4) No certainty for substance abuse and mental health coverage

The bill has no details on what to do with the millions of people who received treatment for substance abuse or mental health under Obamacare’s Medicaid expansion, who now risk losing coverage. Four Republican senators, including Sens. Rob Portman (R-Ohio), Lisa Murkowski (R-Alaska), Shelley Moore-Capito (R-W. Va.), and Cory Gardner (R-Colo.) even relayed their concerns over this issue on Monday in a letter to Senate Majority Leader Mitch McConnell (R-Ky).

Nearly 30 percent of people who received coverage from the Medicaid expansion use it to treat mental disorders (such as schizophrenia, bipolar disorder, or anxiety) or a substance abuse problem (such as alcoholism or opiod addiction), according to HHS’s National Survey on Drug Abuse and Health. A total of 1.6 million substance abuse patients were newly qualified for Medicaid under the Obamacare expansion, according to figures released in June 2016.

5) Tax breaks for health insurance company executives

BuzzFeed News notes that the Republican bill would remove Obamacare’s cap for health insurance industry executives making more than $500,000 dollars a year.
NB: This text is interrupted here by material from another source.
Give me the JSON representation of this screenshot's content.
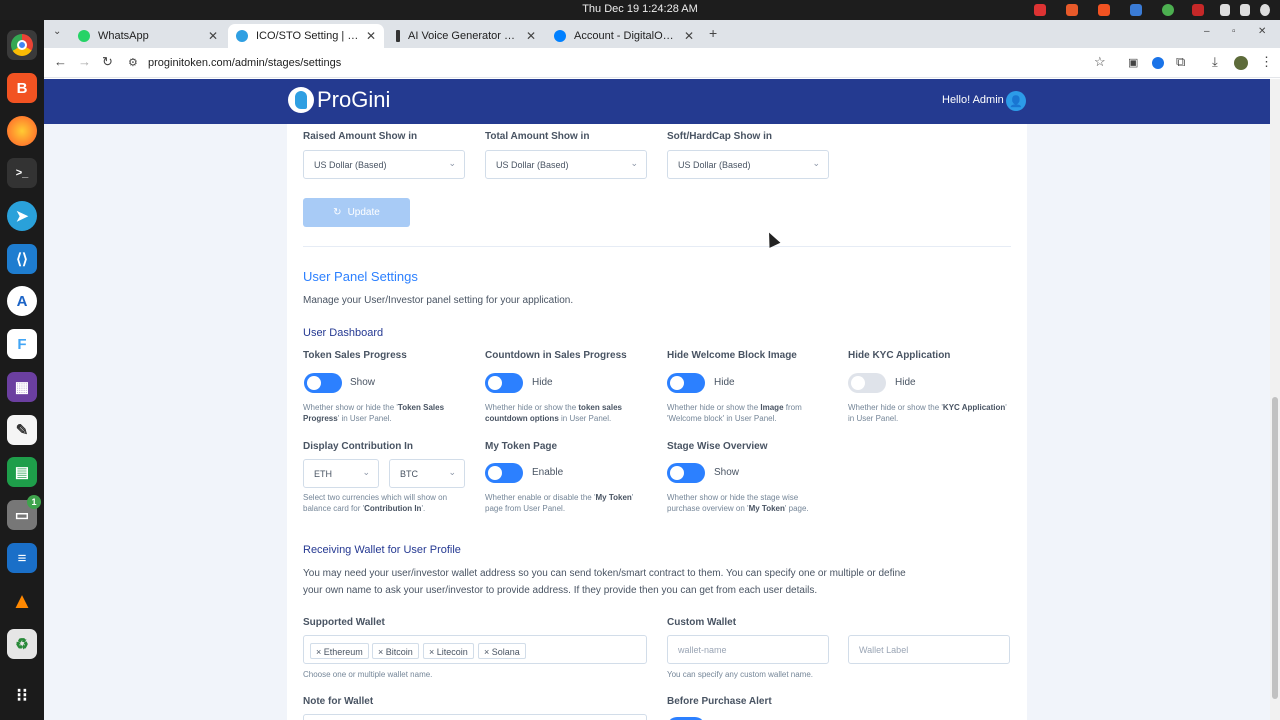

Companies can generally deduct employee salaries from their taxes, but Obamacare put a cap of $500,000 per person for the health insurance industry. In a nutshell, the more health insurance companies pay their CEOs, the less they pay in taxes.

6) Changes to Medicaid funding
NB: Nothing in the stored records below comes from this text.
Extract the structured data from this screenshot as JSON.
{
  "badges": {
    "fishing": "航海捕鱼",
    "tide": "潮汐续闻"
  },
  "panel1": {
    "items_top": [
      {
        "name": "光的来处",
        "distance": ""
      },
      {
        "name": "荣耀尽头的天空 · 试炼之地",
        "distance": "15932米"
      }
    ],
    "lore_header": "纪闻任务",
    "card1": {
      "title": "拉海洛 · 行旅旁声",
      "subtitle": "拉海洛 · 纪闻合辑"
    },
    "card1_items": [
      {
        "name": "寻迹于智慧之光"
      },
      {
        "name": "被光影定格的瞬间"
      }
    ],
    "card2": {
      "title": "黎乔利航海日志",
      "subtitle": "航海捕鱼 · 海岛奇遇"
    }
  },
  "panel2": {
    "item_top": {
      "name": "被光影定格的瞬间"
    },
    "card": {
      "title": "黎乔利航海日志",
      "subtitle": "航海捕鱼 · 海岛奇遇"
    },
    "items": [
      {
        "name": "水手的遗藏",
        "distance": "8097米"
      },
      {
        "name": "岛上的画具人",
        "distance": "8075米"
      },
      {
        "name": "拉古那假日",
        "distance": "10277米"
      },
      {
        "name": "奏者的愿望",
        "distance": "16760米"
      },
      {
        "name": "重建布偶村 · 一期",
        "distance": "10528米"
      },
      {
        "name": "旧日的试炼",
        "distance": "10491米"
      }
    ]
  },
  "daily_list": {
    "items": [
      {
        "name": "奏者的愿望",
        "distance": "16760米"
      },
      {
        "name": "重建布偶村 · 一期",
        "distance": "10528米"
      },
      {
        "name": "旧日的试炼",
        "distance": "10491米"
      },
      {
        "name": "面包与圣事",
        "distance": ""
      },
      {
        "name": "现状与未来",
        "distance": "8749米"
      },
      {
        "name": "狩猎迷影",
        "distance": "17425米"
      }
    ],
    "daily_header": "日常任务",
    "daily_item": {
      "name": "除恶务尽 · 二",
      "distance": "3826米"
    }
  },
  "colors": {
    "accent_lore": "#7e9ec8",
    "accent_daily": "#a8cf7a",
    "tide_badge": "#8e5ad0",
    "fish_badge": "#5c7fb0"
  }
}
Both liberal and conservative think tanks hate the idea of Medicaid funding to states turning relying on a complex system called per-capita block grants—basically, limits on federal funding based the state’s demographics and on the number of people enrolled in Medicaid—but for different reasons. Currently, the federal government matches what states spend

Currently, the federal government matches what states spend in Medicaid. Under the Republican healthcare plan, states would receive a fixed amount of money based on the demographics of their population, including how many old, blind, disabled, and youth live in the state.

States will no longer have an incentive to provide as much Medicaid funding as possible due to the federal government’s promised match. But as even the conservative Cato Institute points out, a per-capita system for Medicaid would leave states responsible for new or existing healthcare costs for Medicaid enrollees.

“Just as Obamacare’s Medicaid expansion creates incentives for states to expand their programs to able-bodied adults, while reducing access to care for the aged, blind, disabled, children, and pregnant women, the House leadership bill would create (or preserve) an incentive to expand enrollment to less vulnerable populations while cutting benefits for more vulnerable populations,” noted Michael F. Cannon of Cato.

Amrita Khalid

Amrita Khalid

Amrita Khalid is a technology and politics reporter who specializes in breaking down complex issues into practical, useful terms. A former contributor to CQ, a Congressional news and analysis site, she's currently a master's candidate in international relations at the University of Leeds.